Web page and app entries:
□ □ □
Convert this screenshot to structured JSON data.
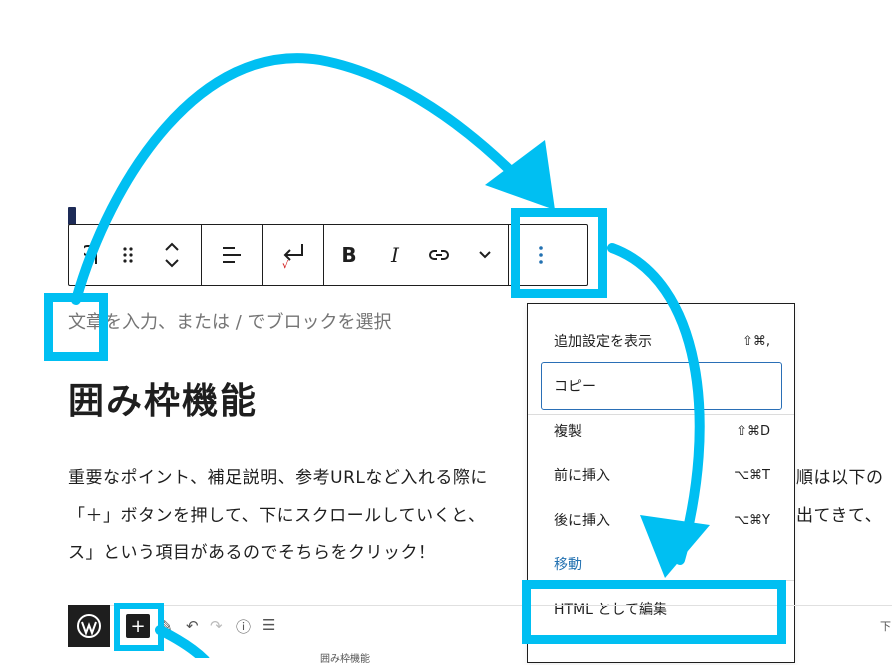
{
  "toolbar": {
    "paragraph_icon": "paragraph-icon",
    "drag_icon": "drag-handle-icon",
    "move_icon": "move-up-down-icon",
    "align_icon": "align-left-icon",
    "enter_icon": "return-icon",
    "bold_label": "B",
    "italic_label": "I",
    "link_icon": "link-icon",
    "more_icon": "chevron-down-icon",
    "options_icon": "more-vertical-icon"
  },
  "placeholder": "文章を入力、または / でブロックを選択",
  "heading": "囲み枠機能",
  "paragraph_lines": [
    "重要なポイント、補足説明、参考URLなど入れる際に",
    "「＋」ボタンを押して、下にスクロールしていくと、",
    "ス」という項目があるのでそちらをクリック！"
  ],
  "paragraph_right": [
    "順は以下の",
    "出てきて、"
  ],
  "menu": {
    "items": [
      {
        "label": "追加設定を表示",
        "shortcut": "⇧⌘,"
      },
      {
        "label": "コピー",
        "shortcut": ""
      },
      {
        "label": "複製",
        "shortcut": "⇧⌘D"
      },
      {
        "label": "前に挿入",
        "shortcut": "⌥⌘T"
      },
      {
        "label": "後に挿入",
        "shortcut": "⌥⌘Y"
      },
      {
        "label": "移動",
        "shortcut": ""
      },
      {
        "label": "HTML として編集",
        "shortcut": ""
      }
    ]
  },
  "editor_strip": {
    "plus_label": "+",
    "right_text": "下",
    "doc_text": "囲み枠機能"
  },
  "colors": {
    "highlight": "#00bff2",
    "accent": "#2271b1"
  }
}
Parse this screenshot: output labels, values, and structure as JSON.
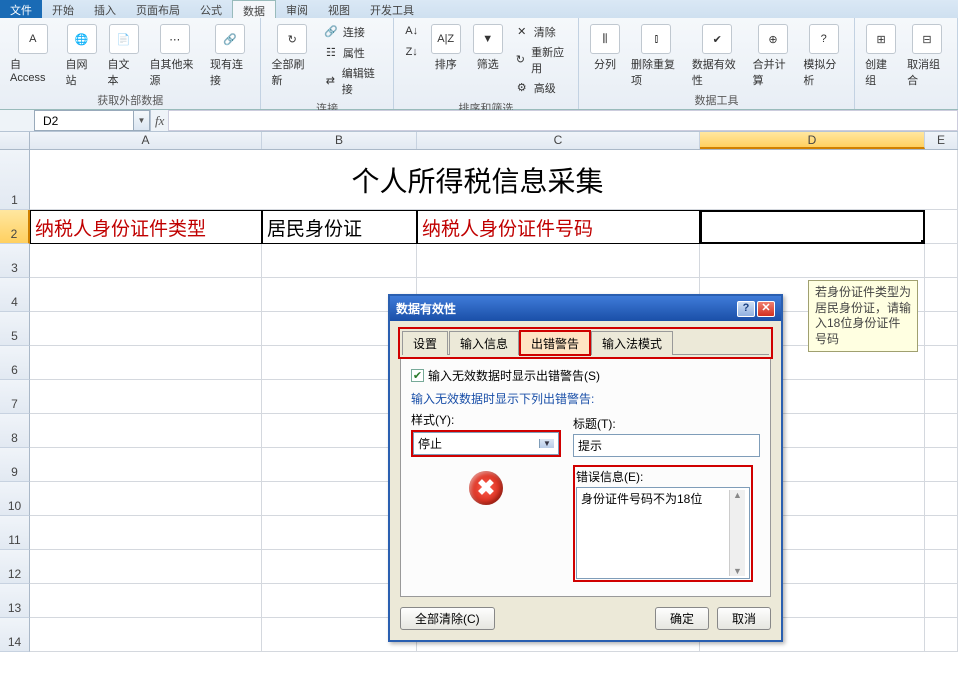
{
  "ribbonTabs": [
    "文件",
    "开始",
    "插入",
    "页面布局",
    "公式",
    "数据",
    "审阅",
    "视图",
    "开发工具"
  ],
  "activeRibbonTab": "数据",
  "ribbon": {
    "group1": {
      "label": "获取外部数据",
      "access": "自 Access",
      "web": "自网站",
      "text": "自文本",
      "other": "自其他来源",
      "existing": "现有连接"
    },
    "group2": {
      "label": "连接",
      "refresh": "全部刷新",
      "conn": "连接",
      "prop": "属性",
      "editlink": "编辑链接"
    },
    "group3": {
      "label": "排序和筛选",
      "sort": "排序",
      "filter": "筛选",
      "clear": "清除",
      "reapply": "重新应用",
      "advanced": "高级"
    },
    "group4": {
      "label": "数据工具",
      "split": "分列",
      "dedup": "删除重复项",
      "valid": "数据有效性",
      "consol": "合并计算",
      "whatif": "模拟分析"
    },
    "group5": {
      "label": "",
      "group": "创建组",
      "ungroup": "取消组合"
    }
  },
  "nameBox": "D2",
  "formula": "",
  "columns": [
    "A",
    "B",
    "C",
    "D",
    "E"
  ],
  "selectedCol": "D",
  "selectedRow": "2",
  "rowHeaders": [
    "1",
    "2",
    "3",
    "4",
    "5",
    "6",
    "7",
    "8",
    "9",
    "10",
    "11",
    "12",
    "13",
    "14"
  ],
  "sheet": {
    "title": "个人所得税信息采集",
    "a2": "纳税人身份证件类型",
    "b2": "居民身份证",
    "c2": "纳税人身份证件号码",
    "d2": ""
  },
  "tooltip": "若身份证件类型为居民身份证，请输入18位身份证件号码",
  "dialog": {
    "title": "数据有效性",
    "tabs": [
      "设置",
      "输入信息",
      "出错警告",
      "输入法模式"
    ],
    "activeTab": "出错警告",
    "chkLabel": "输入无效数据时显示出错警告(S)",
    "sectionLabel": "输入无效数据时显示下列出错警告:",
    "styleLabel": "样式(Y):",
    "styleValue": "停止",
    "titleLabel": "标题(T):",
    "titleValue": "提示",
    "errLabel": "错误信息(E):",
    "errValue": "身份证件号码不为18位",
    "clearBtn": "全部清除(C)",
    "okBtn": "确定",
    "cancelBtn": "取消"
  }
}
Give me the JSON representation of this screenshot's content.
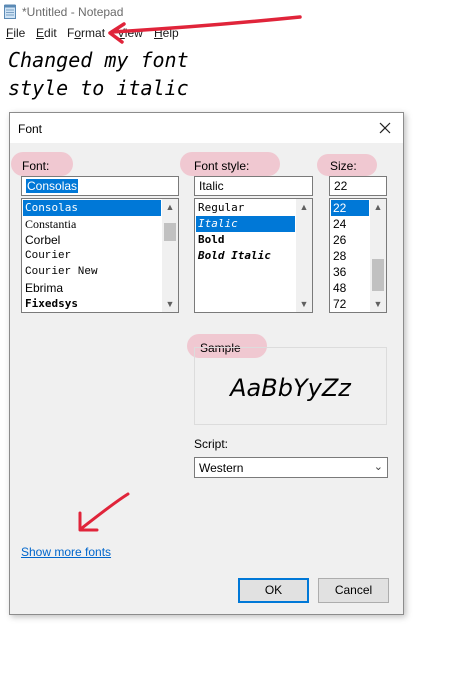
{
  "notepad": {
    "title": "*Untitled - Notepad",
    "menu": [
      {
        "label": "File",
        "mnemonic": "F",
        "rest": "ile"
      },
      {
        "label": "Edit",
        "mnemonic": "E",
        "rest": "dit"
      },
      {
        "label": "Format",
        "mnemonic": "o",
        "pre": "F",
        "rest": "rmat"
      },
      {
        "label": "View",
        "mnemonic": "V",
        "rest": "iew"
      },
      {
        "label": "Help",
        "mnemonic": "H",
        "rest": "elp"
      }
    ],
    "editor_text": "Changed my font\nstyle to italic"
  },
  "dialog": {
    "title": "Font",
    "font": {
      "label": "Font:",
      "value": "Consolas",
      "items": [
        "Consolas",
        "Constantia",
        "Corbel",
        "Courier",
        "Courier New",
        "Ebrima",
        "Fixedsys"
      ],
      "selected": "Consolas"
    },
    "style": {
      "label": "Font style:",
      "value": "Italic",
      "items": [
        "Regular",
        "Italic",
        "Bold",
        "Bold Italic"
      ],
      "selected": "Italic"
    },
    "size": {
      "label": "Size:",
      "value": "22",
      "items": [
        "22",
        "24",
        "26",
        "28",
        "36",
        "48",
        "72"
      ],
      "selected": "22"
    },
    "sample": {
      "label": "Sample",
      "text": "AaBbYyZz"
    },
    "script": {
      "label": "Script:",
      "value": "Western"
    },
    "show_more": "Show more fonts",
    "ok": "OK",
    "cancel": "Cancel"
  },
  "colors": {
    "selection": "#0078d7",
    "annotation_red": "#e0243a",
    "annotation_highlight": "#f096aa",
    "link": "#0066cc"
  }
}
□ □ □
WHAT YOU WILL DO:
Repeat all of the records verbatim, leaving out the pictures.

RESPONSE AREA:
Convert this screenshot to structured JSON data.
{
  "toolbar": {
    "paragraph_icon": "paragraph-icon",
    "drag_icon": "drag-handle-icon",
    "move_icon": "move-up-down-icon",
    "align_icon": "align-left-icon",
    "enter_icon": "return-icon",
    "bold_label": "B",
    "italic_label": "I",
    "link_icon": "link-icon",
    "more_icon": "chevron-down-icon",
    "options_icon": "more-vertical-icon"
  },
  "placeholder": "文章を入力、または / でブロックを選択",
  "heading": "囲み枠機能",
  "paragraph_lines": [
    "重要なポイント、補足説明、参考URLなど入れる際に",
    "「＋」ボタンを押して、下にスクロールしていくと、",
    "ス」という項目があるのでそちらをクリック！"
  ],
  "paragraph_right": [
    "順は以下の",
    "出てきて、"
  ],
  "menu": {
    "items": [
      {
        "label": "追加設定を表示",
        "shortcut": "⇧⌘,"
      },
      {
        "label": "コピー",
        "shortcut": ""
      },
      {
        "label": "複製",
        "shortcut": "⇧⌘D"
      },
      {
        "label": "前に挿入",
        "shortcut": "⌥⌘T"
      },
      {
        "label": "後に挿入",
        "shortcut": "⌥⌘Y"
      },
      {
        "label": "移動",
        "shortcut": ""
      },
      {
        "label": "HTML として編集",
        "shortcut": ""
      }
    ]
  },
  "editor_strip": {
    "plus_label": "+",
    "right_text": "下",
    "doc_text": "囲み枠機能"
  },
  "colors": {
    "highlight": "#00bff2",
    "accent": "#2271b1"
  }
}
Parse this screenshot: output labels, values, and structure as JSON.
{
  "ribbonTabs": [
    "文件",
    "开始",
    "插入",
    "页面布局",
    "公式",
    "数据",
    "审阅",
    "视图",
    "开发工具"
  ],
  "activeRibbonTab": "数据",
  "ribbon": {
    "group1": {
      "label": "获取外部数据",
      "access": "自 Access",
      "web": "自网站",
      "text": "自文本",
      "other": "自其他来源",
      "existing": "现有连接"
    },
    "group2": {
      "label": "连接",
      "refresh": "全部刷新",
      "conn": "连接",
      "prop": "属性",
      "editlink": "编辑链接"
    },
    "group3": {
      "label": "排序和筛选",
      "sort": "排序",
      "filter": "筛选",
      "clear": "清除",
      "reapply": "重新应用",
      "advanced": "高级"
    },
    "group4": {
      "label": "数据工具",
      "split": "分列",
      "dedup": "删除重复项",
      "valid": "数据有效性",
      "consol": "合并计算",
      "whatif": "模拟分析"
    },
    "group5": {
      "label": "",
      "group": "创建组",
      "ungroup": "取消组合"
    }
  },
  "nameBox": "D2",
  "formula": "",
  "columns": [
    "A",
    "B",
    "C",
    "D",
    "E"
  ],
  "selectedCol": "D",
  "selectedRow": "2",
  "rowHeaders": [
    "1",
    "2",
    "3",
    "4",
    "5",
    "6",
    "7",
    "8",
    "9",
    "10",
    "11",
    "12",
    "13",
    "14"
  ],
  "sheet": {
    "title": "个人所得税信息采集",
    "a2": "纳税人身份证件类型",
    "b2": "居民身份证",
    "c2": "纳税人身份证件号码",
    "d2": ""
  },
  "tooltip": "若身份证件类型为居民身份证，请输入18位身份证件号码",
  "dialog": {
    "title": "数据有效性",
    "tabs": [
      "设置",
      "输入信息",
      "出错警告",
      "输入法模式"
    ],
    "activeTab": "出错警告",
    "chkLabel": "输入无效数据时显示出错警告(S)",
    "sectionLabel": "输入无效数据时显示下列出错警告:",
    "styleLabel": "样式(Y):",
    "styleValue": "停止",
    "titleLabel": "标题(T):",
    "titleValue": "提示",
    "errLabel": "错误信息(E):",
    "errValue": "身份证件号码不为18位",
    "clearBtn": "全部清除(C)",
    "okBtn": "确定",
    "cancelBtn": "取消"
  }
}
Give me the JSON representation of this screenshot's content.
{
  "notepad": {
    "title": "*Untitled - Notepad",
    "menu": [
      {
        "label": "File",
        "mnemonic": "F",
        "rest": "ile"
      },
      {
        "label": "Edit",
        "mnemonic": "E",
        "rest": "dit"
      },
      {
        "label": "Format",
        "mnemonic": "o",
        "pre": "F",
        "rest": "rmat"
      },
      {
        "label": "View",
        "mnemonic": "V",
        "rest": "iew"
      },
      {
        "label": "Help",
        "mnemonic": "H",
        "rest": "elp"
      }
    ],
    "editor_text": "Changed my font\nstyle to italic"
  },
  "dialog": {
    "title": "Font",
    "font": {
      "label": "Font:",
      "value": "Consolas",
      "items": [
        "Consolas",
        "Constantia",
        "Corbel",
        "Courier",
        "Courier New",
        "Ebrima",
        "Fixedsys"
      ],
      "selected": "Consolas"
    },
    "style": {
      "label": "Font style:",
      "value": "Italic",
      "items": [
        "Regular",
        "Italic",
        "Bold",
        "Bold Italic"
      ],
      "selected": "Italic"
    },
    "size": {
      "label": "Size:",
      "value": "22",
      "items": [
        "22",
        "24",
        "26",
        "28",
        "36",
        "48",
        "72"
      ],
      "selected": "22"
    },
    "sample": {
      "label": "Sample",
      "text": "AaBbYyZz"
    },
    "script": {
      "label": "Script:",
      "value": "Western"
    },
    "show_more": "Show more fonts",
    "ok": "OK",
    "cancel": "Cancel"
  },
  "colors": {
    "selection": "#0078d7",
    "annotation_red": "#e0243a",
    "annotation_highlight": "#f096aa",
    "link": "#0066cc"
  }
}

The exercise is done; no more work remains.